The new rules to govern short term rentals
WITH a decision finally made on the future of short-term holiday rentals in NSW, one Clarence Valley resident who rents out a cottage on their property believes the government's rulings are fair.
Pamela Wells, who rents out the Fairlight Cottage on her Seelands property, said the average gross income for a short-term holiday rental host in a property like hers was $3000 to $6000 a year.
The new NSW Government short-term rental policy will see four things occur:
Allowing short-term holiday letting as exempt development 365 days a year when the host is present
When the host is not present, a limit for hosts to rent out properties via short-term holiday letting of 180 days in Greater Sydney, with 365 days allowed in all other areas of NSW
Councils outside Greater Sydney have the power to decrease the 365-day threshold to no lower than 180 days a year
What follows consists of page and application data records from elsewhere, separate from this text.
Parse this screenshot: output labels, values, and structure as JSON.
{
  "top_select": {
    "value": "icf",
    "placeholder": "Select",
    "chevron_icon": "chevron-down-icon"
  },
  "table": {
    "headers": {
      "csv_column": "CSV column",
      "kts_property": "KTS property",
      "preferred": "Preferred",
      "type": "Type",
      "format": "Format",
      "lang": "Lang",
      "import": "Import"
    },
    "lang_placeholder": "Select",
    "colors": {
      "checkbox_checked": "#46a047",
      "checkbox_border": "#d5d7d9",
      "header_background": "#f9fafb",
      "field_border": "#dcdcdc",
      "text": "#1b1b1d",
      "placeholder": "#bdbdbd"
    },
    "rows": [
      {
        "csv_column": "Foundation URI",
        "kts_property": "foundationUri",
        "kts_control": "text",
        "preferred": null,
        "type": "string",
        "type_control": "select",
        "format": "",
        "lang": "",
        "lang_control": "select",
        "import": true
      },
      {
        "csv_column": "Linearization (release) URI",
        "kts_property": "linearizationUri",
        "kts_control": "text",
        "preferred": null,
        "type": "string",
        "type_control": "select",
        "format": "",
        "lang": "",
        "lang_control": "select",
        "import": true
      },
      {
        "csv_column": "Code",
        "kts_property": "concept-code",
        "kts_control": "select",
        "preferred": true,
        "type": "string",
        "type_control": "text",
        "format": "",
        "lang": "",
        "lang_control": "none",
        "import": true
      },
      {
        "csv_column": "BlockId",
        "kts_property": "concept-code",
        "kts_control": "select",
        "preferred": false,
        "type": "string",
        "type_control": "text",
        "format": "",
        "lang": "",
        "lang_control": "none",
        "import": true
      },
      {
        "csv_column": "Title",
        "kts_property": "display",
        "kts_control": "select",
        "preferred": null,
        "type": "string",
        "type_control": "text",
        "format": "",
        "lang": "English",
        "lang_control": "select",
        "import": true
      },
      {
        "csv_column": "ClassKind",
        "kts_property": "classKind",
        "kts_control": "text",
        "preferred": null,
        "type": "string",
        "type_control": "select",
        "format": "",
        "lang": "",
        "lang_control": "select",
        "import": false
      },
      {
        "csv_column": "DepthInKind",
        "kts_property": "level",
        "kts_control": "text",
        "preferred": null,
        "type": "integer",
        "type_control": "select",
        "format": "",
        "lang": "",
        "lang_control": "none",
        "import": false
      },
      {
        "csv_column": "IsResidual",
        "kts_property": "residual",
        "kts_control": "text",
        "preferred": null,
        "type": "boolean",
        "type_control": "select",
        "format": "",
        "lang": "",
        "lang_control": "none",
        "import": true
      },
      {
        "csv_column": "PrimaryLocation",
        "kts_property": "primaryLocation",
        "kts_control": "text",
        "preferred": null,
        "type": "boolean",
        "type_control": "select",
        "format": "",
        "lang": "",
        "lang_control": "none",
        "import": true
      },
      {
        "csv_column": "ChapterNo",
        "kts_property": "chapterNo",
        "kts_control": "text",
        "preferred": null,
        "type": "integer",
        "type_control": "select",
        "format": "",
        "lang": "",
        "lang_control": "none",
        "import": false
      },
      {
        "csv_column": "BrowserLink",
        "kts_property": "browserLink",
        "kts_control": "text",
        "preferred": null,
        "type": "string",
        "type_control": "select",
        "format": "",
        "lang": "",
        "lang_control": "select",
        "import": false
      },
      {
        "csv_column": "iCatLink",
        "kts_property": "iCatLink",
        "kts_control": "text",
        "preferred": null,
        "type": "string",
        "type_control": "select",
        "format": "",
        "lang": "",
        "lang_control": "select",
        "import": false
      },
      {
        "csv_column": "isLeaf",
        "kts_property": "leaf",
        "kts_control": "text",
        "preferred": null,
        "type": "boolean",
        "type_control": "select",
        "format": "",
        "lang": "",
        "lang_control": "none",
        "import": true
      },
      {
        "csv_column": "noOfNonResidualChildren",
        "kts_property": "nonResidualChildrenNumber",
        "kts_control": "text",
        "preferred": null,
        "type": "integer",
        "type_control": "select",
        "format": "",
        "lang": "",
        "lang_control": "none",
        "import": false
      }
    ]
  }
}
Certain planning rules will apply to properties on bushfire-prone land.
For Ms Wells, the 180-night minimum is more than enough for the average short-term rental host.
"If the person charges $150 a night, that is at least 40 nights per year," she said.
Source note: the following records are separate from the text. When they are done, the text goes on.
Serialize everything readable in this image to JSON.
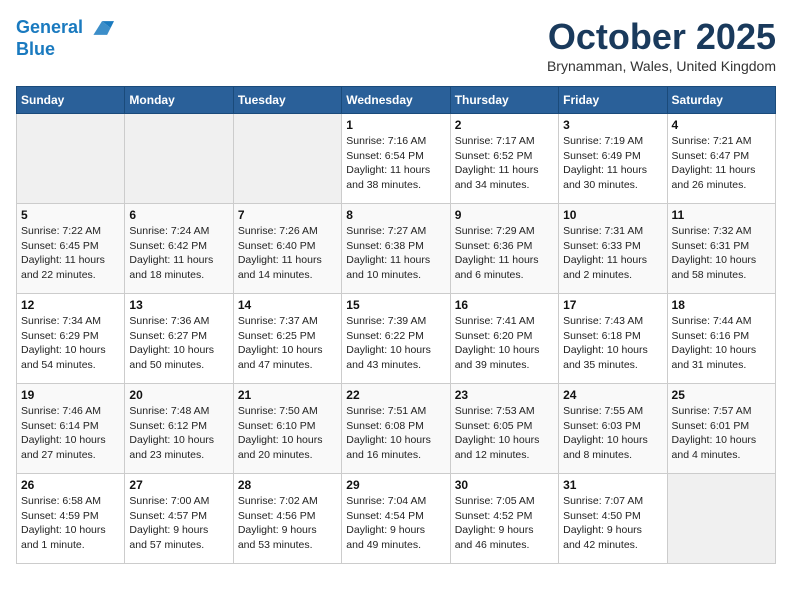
{
  "header": {
    "logo_line1": "General",
    "logo_line2": "Blue",
    "month_title": "October 2025",
    "subtitle": "Brynamman, Wales, United Kingdom"
  },
  "days_of_week": [
    "Sunday",
    "Monday",
    "Tuesday",
    "Wednesday",
    "Thursday",
    "Friday",
    "Saturday"
  ],
  "weeks": [
    [
      {
        "day": "",
        "info": ""
      },
      {
        "day": "",
        "info": ""
      },
      {
        "day": "",
        "info": ""
      },
      {
        "day": "1",
        "info": "Sunrise: 7:16 AM\nSunset: 6:54 PM\nDaylight: 11 hours\nand 38 minutes."
      },
      {
        "day": "2",
        "info": "Sunrise: 7:17 AM\nSunset: 6:52 PM\nDaylight: 11 hours\nand 34 minutes."
      },
      {
        "day": "3",
        "info": "Sunrise: 7:19 AM\nSunset: 6:49 PM\nDaylight: 11 hours\nand 30 minutes."
      },
      {
        "day": "4",
        "info": "Sunrise: 7:21 AM\nSunset: 6:47 PM\nDaylight: 11 hours\nand 26 minutes."
      }
    ],
    [
      {
        "day": "5",
        "info": "Sunrise: 7:22 AM\nSunset: 6:45 PM\nDaylight: 11 hours\nand 22 minutes."
      },
      {
        "day": "6",
        "info": "Sunrise: 7:24 AM\nSunset: 6:42 PM\nDaylight: 11 hours\nand 18 minutes."
      },
      {
        "day": "7",
        "info": "Sunrise: 7:26 AM\nSunset: 6:40 PM\nDaylight: 11 hours\nand 14 minutes."
      },
      {
        "day": "8",
        "info": "Sunrise: 7:27 AM\nSunset: 6:38 PM\nDaylight: 11 hours\nand 10 minutes."
      },
      {
        "day": "9",
        "info": "Sunrise: 7:29 AM\nSunset: 6:36 PM\nDaylight: 11 hours\nand 6 minutes."
      },
      {
        "day": "10",
        "info": "Sunrise: 7:31 AM\nSunset: 6:33 PM\nDaylight: 11 hours\nand 2 minutes."
      },
      {
        "day": "11",
        "info": "Sunrise: 7:32 AM\nSunset: 6:31 PM\nDaylight: 10 hours\nand 58 minutes."
      }
    ],
    [
      {
        "day": "12",
        "info": "Sunrise: 7:34 AM\nSunset: 6:29 PM\nDaylight: 10 hours\nand 54 minutes."
      },
      {
        "day": "13",
        "info": "Sunrise: 7:36 AM\nSunset: 6:27 PM\nDaylight: 10 hours\nand 50 minutes."
      },
      {
        "day": "14",
        "info": "Sunrise: 7:37 AM\nSunset: 6:25 PM\nDaylight: 10 hours\nand 47 minutes."
      },
      {
        "day": "15",
        "info": "Sunrise: 7:39 AM\nSunset: 6:22 PM\nDaylight: 10 hours\nand 43 minutes."
      },
      {
        "day": "16",
        "info": "Sunrise: 7:41 AM\nSunset: 6:20 PM\nDaylight: 10 hours\nand 39 minutes."
      },
      {
        "day": "17",
        "info": "Sunrise: 7:43 AM\nSunset: 6:18 PM\nDaylight: 10 hours\nand 35 minutes."
      },
      {
        "day": "18",
        "info": "Sunrise: 7:44 AM\nSunset: 6:16 PM\nDaylight: 10 hours\nand 31 minutes."
      }
    ],
    [
      {
        "day": "19",
        "info": "Sunrise: 7:46 AM\nSunset: 6:14 PM\nDaylight: 10 hours\nand 27 minutes."
      },
      {
        "day": "20",
        "info": "Sunrise: 7:48 AM\nSunset: 6:12 PM\nDaylight: 10 hours\nand 23 minutes."
      },
      {
        "day": "21",
        "info": "Sunrise: 7:50 AM\nSunset: 6:10 PM\nDaylight: 10 hours\nand 20 minutes."
      },
      {
        "day": "22",
        "info": "Sunrise: 7:51 AM\nSunset: 6:08 PM\nDaylight: 10 hours\nand 16 minutes."
      },
      {
        "day": "23",
        "info": "Sunrise: 7:53 AM\nSunset: 6:05 PM\nDaylight: 10 hours\nand 12 minutes."
      },
      {
        "day": "24",
        "info": "Sunrise: 7:55 AM\nSunset: 6:03 PM\nDaylight: 10 hours\nand 8 minutes."
      },
      {
        "day": "25",
        "info": "Sunrise: 7:57 AM\nSunset: 6:01 PM\nDaylight: 10 hours\nand 4 minutes."
      }
    ],
    [
      {
        "day": "26",
        "info": "Sunrise: 6:58 AM\nSunset: 4:59 PM\nDaylight: 10 hours\nand 1 minute."
      },
      {
        "day": "27",
        "info": "Sunrise: 7:00 AM\nSunset: 4:57 PM\nDaylight: 9 hours\nand 57 minutes."
      },
      {
        "day": "28",
        "info": "Sunrise: 7:02 AM\nSunset: 4:56 PM\nDaylight: 9 hours\nand 53 minutes."
      },
      {
        "day": "29",
        "info": "Sunrise: 7:04 AM\nSunset: 4:54 PM\nDaylight: 9 hours\nand 49 minutes."
      },
      {
        "day": "30",
        "info": "Sunrise: 7:05 AM\nSunset: 4:52 PM\nDaylight: 9 hours\nand 46 minutes."
      },
      {
        "day": "31",
        "info": "Sunrise: 7:07 AM\nSunset: 4:50 PM\nDaylight: 9 hours\nand 42 minutes."
      },
      {
        "day": "",
        "info": ""
      }
    ]
  ]
}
"For the average host the 180 nights would be wonderful. Those of us who are hosts in our own homes, that's four times what we are getting on average now.
"It's only the people who have the investment properties that want their return on investment money, they want it to be 365 days."
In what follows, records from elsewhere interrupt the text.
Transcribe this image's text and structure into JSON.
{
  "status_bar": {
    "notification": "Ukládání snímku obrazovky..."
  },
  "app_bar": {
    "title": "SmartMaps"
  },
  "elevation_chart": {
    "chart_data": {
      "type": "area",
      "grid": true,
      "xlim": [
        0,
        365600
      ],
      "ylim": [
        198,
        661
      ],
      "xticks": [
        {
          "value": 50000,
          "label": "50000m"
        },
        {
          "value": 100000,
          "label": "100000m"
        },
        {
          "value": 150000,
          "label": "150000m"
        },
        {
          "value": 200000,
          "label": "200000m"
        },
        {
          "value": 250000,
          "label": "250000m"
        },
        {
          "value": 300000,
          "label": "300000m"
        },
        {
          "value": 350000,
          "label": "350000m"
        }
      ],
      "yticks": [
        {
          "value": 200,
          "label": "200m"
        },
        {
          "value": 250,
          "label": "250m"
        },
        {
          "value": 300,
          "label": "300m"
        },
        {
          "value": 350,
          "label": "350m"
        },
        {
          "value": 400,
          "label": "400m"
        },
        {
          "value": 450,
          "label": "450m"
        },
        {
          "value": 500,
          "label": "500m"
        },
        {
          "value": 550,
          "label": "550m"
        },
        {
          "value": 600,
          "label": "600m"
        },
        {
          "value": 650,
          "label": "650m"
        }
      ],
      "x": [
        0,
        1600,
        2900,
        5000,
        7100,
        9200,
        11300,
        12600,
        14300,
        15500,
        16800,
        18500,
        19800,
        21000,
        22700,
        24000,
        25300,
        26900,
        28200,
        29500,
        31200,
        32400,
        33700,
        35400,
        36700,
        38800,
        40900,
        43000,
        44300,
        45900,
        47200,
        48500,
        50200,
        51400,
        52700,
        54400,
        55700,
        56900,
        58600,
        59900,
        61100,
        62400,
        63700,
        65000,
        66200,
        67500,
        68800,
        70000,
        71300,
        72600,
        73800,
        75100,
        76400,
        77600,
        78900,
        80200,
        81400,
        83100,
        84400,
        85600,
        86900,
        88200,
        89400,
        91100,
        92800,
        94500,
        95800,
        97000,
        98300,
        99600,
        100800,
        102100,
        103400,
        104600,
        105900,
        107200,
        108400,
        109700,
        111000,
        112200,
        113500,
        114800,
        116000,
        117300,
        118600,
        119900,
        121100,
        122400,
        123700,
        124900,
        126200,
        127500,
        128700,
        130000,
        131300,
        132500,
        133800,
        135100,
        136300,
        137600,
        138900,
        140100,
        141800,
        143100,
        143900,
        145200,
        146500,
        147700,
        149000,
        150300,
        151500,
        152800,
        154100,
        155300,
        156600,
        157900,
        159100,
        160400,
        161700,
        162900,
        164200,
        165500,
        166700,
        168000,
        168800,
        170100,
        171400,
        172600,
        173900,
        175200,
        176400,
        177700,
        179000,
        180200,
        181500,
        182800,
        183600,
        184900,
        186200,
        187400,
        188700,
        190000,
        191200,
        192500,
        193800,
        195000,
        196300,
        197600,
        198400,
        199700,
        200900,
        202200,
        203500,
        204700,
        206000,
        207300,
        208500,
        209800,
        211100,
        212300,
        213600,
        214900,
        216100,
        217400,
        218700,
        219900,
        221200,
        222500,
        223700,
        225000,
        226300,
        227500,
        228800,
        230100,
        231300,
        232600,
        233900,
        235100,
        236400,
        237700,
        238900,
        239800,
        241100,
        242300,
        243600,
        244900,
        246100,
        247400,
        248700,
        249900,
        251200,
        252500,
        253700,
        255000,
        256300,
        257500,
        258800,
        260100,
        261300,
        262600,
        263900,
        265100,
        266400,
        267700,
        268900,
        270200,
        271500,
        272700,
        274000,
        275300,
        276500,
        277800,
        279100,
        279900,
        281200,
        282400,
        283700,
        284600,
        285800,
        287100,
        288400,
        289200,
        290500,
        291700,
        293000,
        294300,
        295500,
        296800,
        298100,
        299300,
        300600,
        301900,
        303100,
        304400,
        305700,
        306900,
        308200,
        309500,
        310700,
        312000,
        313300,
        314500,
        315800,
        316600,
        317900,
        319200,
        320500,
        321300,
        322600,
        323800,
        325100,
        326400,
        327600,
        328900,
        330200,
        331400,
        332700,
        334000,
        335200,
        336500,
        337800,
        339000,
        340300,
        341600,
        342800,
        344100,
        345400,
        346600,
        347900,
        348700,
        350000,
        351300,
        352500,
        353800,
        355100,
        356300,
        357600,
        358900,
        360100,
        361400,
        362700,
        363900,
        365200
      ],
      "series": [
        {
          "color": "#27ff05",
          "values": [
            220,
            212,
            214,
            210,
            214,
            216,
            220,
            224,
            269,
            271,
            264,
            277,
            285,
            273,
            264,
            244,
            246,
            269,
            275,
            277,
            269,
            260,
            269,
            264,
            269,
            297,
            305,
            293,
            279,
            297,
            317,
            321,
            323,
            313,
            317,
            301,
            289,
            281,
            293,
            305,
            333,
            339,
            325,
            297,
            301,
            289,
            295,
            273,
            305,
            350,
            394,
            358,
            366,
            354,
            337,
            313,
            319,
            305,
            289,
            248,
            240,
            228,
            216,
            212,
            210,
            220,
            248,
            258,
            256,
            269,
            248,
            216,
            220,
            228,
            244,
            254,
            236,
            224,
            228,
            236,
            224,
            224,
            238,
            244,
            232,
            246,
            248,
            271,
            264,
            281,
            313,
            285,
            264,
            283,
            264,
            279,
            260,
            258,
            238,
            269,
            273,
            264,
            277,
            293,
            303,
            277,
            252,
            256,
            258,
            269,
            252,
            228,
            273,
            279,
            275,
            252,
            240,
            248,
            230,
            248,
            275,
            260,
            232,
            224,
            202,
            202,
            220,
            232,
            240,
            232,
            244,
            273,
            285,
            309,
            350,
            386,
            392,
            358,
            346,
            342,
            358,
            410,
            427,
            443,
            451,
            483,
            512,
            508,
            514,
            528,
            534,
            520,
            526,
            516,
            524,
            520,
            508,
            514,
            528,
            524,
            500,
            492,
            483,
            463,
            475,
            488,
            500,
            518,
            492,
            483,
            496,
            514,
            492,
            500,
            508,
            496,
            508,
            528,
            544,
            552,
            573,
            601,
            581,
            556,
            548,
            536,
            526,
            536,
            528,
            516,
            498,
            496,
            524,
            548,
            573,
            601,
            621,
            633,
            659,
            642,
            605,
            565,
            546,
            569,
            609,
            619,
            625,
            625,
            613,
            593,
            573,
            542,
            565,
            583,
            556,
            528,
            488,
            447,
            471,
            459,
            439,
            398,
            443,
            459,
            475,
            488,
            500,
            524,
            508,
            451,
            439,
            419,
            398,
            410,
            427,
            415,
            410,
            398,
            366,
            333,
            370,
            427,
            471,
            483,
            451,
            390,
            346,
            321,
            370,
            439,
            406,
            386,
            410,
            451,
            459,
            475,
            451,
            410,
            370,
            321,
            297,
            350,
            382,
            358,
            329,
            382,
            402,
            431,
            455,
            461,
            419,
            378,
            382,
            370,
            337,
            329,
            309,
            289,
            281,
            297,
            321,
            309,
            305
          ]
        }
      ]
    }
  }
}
When the short-term holiday rental came before Clarence Valley Council in October last year, Ms Wells expressed concern over how the short-term holiday rental would be dealt with by the government.
"The best way would be to have one policy for the investor and one for the home-based host," she said.
"The legislation supports what I said."
Ms Wells said for places like Yamba, where there were higher capacity rates, the rules around strata buildings would make it more fair for people.
"My understanding (of the policy) is that ... unoccupied units cannot be used as short-term rentals, however a person occupying their own unit can choose to have a short-term rental person living with them," she said.
Ms Wells added there had been talk of chief bodies having access to short-term holiday rental data from major sites like Airbnb and HomeStays but she believed it should be a two-way street.
"Hosts should have access to those government departments who are making sure the rules are being followed," she said.
HomeAway (formerly Stayz) director of corporate affairs Eacham Curry said short-term rental accommodation was not only an important driver of economic growth and jobs for the Clarence Valley but it also added crucial tourism accommodation capacity to the region.
"We will be working with local councils across the Clarence Valley region to ensure that short-term rental accommodation remains an important part of the tourism accommodation mix," he said.
"We will be making the case to all local councils outside of Sydney that they grasp the opportunity of the sector and not set an arbitrary cap on short-term rental accommodation."
Now it is up to Clarence Valley Council to make their decision about the policy.